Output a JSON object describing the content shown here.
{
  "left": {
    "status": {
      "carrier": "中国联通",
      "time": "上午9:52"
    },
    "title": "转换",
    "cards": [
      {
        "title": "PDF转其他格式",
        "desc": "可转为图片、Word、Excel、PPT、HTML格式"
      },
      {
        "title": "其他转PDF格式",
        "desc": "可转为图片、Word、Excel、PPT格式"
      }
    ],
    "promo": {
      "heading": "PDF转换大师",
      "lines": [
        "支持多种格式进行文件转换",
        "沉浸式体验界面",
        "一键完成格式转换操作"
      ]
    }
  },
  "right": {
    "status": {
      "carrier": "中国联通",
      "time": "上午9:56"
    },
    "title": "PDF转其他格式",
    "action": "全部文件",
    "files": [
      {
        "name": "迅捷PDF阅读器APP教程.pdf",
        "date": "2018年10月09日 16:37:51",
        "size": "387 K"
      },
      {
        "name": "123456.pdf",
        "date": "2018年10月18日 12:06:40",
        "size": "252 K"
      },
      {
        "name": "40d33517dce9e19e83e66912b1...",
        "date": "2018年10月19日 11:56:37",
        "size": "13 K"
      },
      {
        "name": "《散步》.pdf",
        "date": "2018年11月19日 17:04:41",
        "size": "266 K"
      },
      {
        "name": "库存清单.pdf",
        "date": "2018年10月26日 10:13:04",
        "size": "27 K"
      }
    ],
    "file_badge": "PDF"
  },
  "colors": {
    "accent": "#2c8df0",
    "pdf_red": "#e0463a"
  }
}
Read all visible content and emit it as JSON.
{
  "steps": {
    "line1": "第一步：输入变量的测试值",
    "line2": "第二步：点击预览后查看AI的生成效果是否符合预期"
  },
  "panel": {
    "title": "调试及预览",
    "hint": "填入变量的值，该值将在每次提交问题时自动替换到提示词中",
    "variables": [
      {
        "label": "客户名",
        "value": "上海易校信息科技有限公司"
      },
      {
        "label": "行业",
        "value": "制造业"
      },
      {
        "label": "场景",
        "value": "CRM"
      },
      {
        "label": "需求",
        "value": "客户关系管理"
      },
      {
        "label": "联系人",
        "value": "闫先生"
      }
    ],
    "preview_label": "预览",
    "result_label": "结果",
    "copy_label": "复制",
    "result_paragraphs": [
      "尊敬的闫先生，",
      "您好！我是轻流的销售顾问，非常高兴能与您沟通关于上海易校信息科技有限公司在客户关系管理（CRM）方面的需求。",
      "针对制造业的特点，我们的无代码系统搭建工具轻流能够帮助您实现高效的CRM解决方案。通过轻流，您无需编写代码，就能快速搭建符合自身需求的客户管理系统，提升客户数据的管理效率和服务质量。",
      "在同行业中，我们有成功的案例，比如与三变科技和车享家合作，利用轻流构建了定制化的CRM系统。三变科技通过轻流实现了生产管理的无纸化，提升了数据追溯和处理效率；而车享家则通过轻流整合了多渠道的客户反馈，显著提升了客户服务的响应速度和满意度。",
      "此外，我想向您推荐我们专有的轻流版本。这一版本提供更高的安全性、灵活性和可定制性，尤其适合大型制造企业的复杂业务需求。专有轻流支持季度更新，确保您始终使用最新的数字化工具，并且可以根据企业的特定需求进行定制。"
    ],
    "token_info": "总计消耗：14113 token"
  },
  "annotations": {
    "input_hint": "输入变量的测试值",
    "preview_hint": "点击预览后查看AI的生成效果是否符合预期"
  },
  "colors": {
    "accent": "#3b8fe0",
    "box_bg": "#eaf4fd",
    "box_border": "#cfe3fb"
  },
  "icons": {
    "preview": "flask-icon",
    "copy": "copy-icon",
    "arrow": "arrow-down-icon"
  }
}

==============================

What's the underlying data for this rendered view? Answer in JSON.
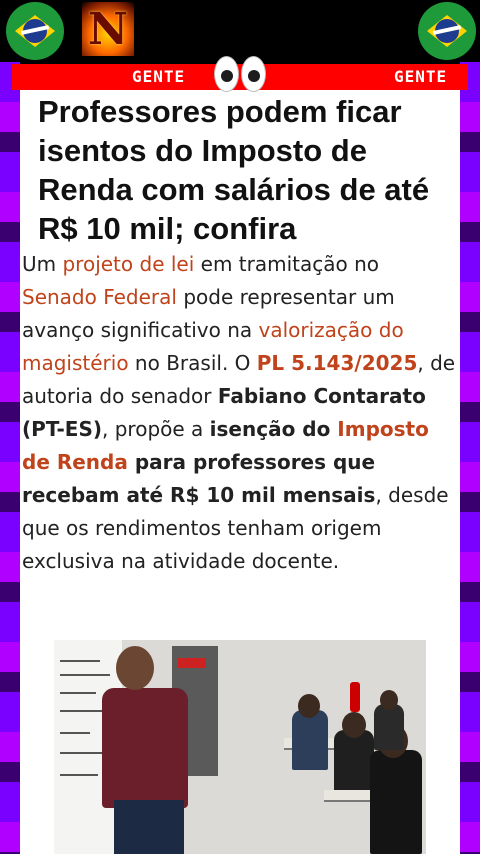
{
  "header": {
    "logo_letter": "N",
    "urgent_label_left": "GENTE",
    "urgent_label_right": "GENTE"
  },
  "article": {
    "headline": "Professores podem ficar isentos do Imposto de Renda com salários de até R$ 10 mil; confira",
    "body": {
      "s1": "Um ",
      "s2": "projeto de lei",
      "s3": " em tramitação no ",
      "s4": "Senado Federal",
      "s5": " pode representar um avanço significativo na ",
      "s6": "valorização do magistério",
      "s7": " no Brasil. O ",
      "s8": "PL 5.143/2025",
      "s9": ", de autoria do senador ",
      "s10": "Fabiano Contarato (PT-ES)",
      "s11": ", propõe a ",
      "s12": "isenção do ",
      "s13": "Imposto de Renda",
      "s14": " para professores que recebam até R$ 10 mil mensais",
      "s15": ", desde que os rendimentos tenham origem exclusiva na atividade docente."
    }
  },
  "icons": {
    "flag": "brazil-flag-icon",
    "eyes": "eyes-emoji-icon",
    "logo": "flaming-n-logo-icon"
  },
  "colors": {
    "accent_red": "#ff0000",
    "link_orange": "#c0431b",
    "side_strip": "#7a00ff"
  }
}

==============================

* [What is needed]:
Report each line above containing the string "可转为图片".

* [Response area]:
        "desc": "可转为图片、Word、Excel、PPT、HTML格式"
        "desc": "可转为图片、Word、Excel、PPT格式"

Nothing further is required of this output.